Problem details: Please quote only the lines that start at the one with "Output a JSON" and go on to the last line of the data, both ends kept.

* * *

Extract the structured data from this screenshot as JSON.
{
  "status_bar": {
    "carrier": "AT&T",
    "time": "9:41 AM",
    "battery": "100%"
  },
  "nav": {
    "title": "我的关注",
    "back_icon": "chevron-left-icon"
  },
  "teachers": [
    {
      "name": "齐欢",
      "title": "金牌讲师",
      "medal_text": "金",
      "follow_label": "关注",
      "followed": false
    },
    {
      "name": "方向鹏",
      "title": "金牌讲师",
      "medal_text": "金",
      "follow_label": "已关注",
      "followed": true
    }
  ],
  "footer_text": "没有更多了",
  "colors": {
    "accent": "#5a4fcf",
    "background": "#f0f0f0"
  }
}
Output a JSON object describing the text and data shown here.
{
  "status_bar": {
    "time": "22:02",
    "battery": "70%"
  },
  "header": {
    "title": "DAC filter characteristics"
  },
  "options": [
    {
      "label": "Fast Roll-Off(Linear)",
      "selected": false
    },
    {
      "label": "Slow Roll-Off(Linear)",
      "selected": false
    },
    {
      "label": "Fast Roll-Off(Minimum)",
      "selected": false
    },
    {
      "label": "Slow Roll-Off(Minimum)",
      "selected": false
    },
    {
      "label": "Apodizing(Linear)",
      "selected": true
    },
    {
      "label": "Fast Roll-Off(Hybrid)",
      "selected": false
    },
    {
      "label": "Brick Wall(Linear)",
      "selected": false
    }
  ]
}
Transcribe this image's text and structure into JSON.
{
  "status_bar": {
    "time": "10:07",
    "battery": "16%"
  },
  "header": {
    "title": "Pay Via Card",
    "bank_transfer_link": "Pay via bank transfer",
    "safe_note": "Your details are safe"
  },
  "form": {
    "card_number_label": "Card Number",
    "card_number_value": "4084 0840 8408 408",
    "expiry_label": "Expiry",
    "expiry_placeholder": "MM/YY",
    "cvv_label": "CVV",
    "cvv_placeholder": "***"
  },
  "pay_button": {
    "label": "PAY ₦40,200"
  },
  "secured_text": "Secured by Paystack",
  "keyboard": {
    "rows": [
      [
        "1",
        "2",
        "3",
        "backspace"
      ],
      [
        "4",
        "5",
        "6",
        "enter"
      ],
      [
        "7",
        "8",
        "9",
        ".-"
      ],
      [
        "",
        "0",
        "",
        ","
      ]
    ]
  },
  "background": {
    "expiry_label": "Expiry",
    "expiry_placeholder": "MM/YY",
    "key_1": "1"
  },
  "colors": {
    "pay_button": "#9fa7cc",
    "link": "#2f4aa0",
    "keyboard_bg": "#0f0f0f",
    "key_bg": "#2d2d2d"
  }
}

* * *

Reply:
Output a JSON object describing the text and data shown here.
{
  "status_bar": {
    "time": "22:02",
    "battery": "70%"
  },
  "header": {
    "title": "DAC filter characteristics"
  },
  "options": [
    {
      "label": "Fast Roll-Off(Linear)",
      "selected": false
    },
    {
      "label": "Slow Roll-Off(Linear)",
      "selected": false
    },
    {
      "label": "Fast Roll-Off(Minimum)",
      "selected": false
    },
    {
      "label": "Slow Roll-Off(Minimum)",
      "selected": false
    },
    {
      "label": "Apodizing(Linear)",
      "selected": true
    },
    {
      "label": "Fast Roll-Off(Hybrid)",
      "selected": false
    },
    {
      "label": "Brick Wall(Linear)",
      "selected": false
    }
  ]
}
Transcribe this image's text and structure into JSON.
{
  "status_bar": {
    "time": "10:07",
    "battery": "16%"
  },
  "header": {
    "title": "Pay Via Card",
    "bank_transfer_link": "Pay via bank transfer",
    "safe_note": "Your details are safe"
  },
  "form": {
    "card_number_label": "Card Number",
    "card_number_value": "4084 0840 8408 408",
    "expiry_label": "Expiry",
    "expiry_placeholder": "MM/YY",
    "cvv_label": "CVV",
    "cvv_placeholder": "***"
  },
  "pay_button": {
    "label": "PAY ₦40,200"
  },
  "secured_text": "Secured by Paystack",
  "keyboard": {
    "rows": [
      [
        "1",
        "2",
        "3",
        "backspace"
      ],
      [
        "4",
        "5",
        "6",
        "enter"
      ],
      [
        "7",
        "8",
        "9",
        ".-"
      ],
      [
        "",
        "0",
        "",
        ","
      ]
    ]
  },
  "background": {
    "expiry_label": "Expiry",
    "expiry_placeholder": "MM/YY",
    "key_1": "1"
  },
  "colors": {
    "pay_button": "#9fa7cc",
    "link": "#2f4aa0",
    "keyboard_bg": "#0f0f0f",
    "key_bg": "#2d2d2d"
  }
}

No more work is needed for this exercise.